Wednesday, February 25, 2009

Comptroller Thompson Urges FDNY-EMS to Disclosure Plans to Address Closures of Two Queens Hospitals

New York City Comptroller William C. Thompson, Jr. today called on the New York City Fire Department to disclose its plans to address the impact of the planned closures of Mary Immaculate and St. John’s Queens hospitals.

In a letter to Commissioner Nicholas Scoppetta, which can be viewed at, Thompson wrote: “These closures are scheduled to take place by the end of this month, yet there has been no meaningful effort by your office to educate the surrounding communities about how these closures will impact the health and safety of area residents including transition plans for ‘911’ emergency medical response and treatment services.”

Thompson noted that if the two closures occur a total of 15 New York City emergency rooms will have closed since 2002, with four emergency rooms having closed within the last two years. Among the recent closures, Parkway Hospital served some of the same communities as St. John’s Hospital.

“With the City’s economy in decline and as increasing numbers of City residents lose their jobs and health insurance, there will be significant demands on emergency rooms as City residents’ access to primary care decreases,” Thompson wrote. “With capacity already strained, crowded emergency rooms mean longer wait times for patients, fewer ambulances available to take calls, and possibly, diminished health outcomes as some ambulances are forced to travel farther in an emergency.”

Thompson asked that FDNY, which oversees EMS, take the lead in evaluating the impact of the two proposed Queens hospital closures, as well as publicly outline the steps necessary to minimize adverse impacts.

He further recommended that the FDNY hold a public hearing to allow residents an opportunity to provide input. If the closures move ahead as planned, he suggested that FDNY-EMS publish data indicating what effect, if any, the closures have had on ambulance response and turnaround times in the emergency rooms of the next closest hospitals.

Thompson has been advocating to prevent or delay the hospital closures.
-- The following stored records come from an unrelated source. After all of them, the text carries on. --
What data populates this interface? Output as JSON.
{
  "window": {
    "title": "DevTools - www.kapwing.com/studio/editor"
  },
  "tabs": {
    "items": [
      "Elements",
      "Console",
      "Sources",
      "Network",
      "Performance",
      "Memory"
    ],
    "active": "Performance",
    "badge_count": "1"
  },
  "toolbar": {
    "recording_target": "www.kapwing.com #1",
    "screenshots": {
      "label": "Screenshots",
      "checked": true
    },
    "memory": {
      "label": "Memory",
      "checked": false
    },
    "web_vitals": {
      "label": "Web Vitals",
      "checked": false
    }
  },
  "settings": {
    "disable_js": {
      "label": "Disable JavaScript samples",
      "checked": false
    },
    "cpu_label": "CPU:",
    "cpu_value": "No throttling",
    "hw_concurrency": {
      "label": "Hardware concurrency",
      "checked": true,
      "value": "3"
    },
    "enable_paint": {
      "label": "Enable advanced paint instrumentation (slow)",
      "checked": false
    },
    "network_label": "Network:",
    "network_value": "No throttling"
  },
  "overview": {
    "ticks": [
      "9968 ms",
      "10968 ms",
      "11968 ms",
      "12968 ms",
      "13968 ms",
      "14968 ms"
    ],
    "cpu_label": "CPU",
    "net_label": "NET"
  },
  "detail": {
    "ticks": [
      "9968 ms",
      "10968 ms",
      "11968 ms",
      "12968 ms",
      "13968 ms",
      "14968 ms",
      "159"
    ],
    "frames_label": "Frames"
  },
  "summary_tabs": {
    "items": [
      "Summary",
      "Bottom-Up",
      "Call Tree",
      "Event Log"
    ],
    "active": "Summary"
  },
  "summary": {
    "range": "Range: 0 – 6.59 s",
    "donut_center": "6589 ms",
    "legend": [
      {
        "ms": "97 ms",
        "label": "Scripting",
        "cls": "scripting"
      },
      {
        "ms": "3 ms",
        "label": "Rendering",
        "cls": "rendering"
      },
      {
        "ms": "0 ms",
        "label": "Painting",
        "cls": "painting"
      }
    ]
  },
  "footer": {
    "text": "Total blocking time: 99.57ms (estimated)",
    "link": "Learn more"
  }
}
In 2006, Thompson issued a report “Emergency Room Care: Will It Be There?,” analyzing the impact of the proposed closure of five hospitals, including Parkway Hospital in Queens. The report detailed how such closures could overwhelm emergency rooms at neighboring hospitals, reduce ambulance availability, and require New Yorkers to travel farther to reach an emergency room. Since then, Parkway Hospital has closed, placing added pressure on the remaining hospitals. If Mary Immaculate and St. John’s close as well, Western and Southwestern Queens will have lost 3 hospitals within two years.

In 2004, Jamaica Hospital, the closest hospital to Mary Immaculate, had roughly 100,000 emergency room visits compared to approximately 45,000 at Mary Immaculate. If all of the patients from Mary Immaculate switched to Jamaica Hospital, this would represent an almost 50% increase in activity.